Book Bans Do Not Belong at School

Abigail Elperin, Staff Writer

Students deserve access to all of the world’s knowledge and perspectives at school. Though school can often seem like a prison, it was intended to be the ultimate destination for growing as a person. The harsh realities of high school prepare you for the harsher realities of the real world, and acquiring knowledge is what many consider to be the purpose of school. Struggles at home become irrelevant once you have retreated to a book. Books have the power to greatly diversify your worldview, discuss topics that reserved families may be unwilling to discuss, and grant accurate and meaningful representation. It is deeply important that high schoolers learn more about complicated subjects than our generally surface-level curriculums have to offer. Books are the most effective way to do this Common Sense Media says, “Exploring complex topics like sexuality, violence, substance abuse, suicide, and racism through well-drawn characters lets kids contemplate morality and vast aspects of the human condition, build empathy for people unlike themselves, and possibly discover a mirror of their own experience.” If books that shed light on different perspectives and topics are so crucial to young people, why is their presence in schools being challenged across the country? The answer lies in extremist ideology. 

People want to ban books for several reasons. Typically backed by conservative ideologies, some books are challenged because they are not in line with the challenger’s religious beliefs. Even the Harry Potter series was challenged because it was believed to have promoted the use of witchcraft, despite being beloved amongst many schoolchildren. Motivated by religion (though more likely internalized prejudice and queerphobia), books that share LGBTQIA+ experiences and explore topics of sexuality and gender identity are likely to be protested, too. If not religion, these books will be challenged because they are believed to contain “pornographic” elements that are “not suited for school-age children.” Books that share experiences of racism are likely to be met with backlash as well. The acclaimed book, “The Hate U Give” by Angie Thomas has been widely challenged, attributed to “inappropriate language.” Anyone who has ever stepped into a high school is aware that it is not a squeaky-clean, PG, conservative utopia. It is absurd to ban a significant and deeply impactful book on the basis of profanity when there is not a high schooler in existence who is not already familiar with profanity. A right-wing group called No Left Turn says, “These are the books that are used to spread radical and racist ideologies to students. They demean our nation and its heroes, revise our history, and divide us as a people for the purpose of indoctrinating kids to a dangerous ideology.” A quick scroll on their website will reveal values based largely on censorship, extremism and intolerance, not unlike other pro-book banning groups. Banning and challenging books at school that help young readers navigate these complex subjects is one of the most destructive things that can occur within the next generation.

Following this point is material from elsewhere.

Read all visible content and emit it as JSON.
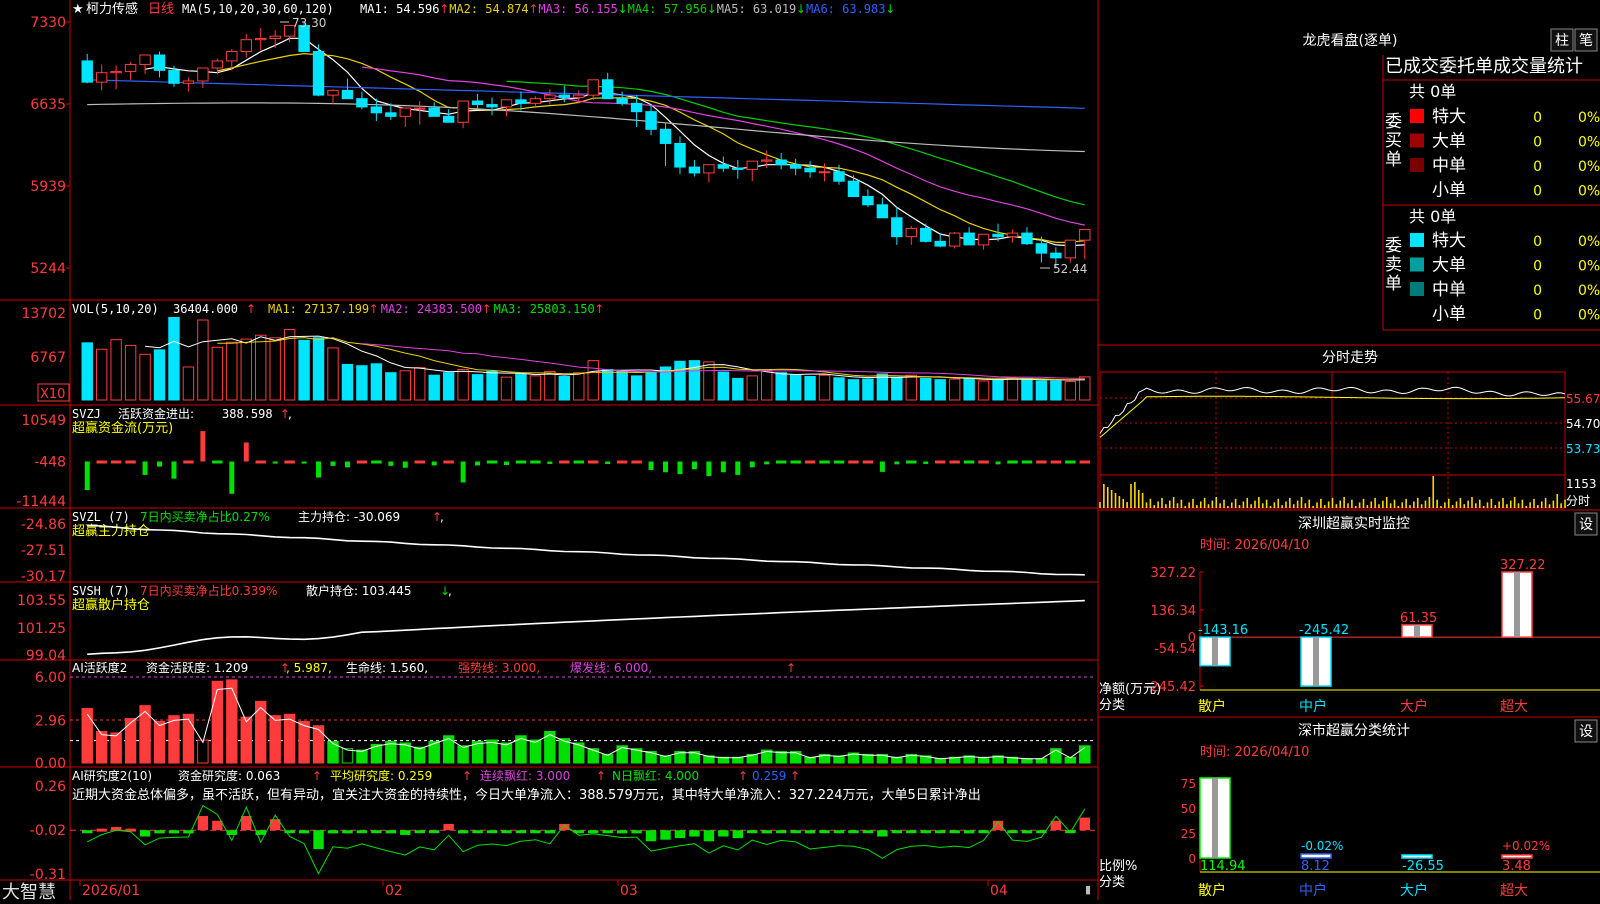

When we see our identities suppressed and misrepresented, we grow up without a firm sense of self and basis of knowledge, all in the name of preserving the comfort of traditionalist adults.  

The number of book bans and challenges are rising in America. The Oakland Press says, “The American Library Association said in a preliminary report that it received what they called an ‘unprecedented’ 330 reports of book challenges last fall, each of which can include multiple books.” This can be attributed to many things, including increased extremist beliefs in the Trump-era pandemic. Even locally, criticism to books being taught in schools occurred, including Marjane Satrapi’s “Persepolis,” which is taught in many Language Arts classrooms in the ISD. A common argument that books should be allowed to be banned in school is that parents should be allowed to choose what their own children are permitted to read. While this is true, and critical conversation of popular literature should be encouraged, banning the book itself is extremely harmful. A total block of access to a piece of literature simply because it infringes on a parent’s individual beliefs is to deny children knowledge, and the immeasurable value of hearing a new voice. That is unequivocally a form of censorship, which has no place in American schools in 2022. As ProCon.Org says, “In the 1982 Supreme Court ruling on Board of Education v. Pico, Justice William Brennan wrote that taking books off of library shelves could violate students’ First Amendment rights, adding that ‘Local school boards may not remove books from school libraries simply because they dislike the ideas contained in those books.’” Students agree, teachers concur, even in the court of law it was decided- book bans have no place in schools.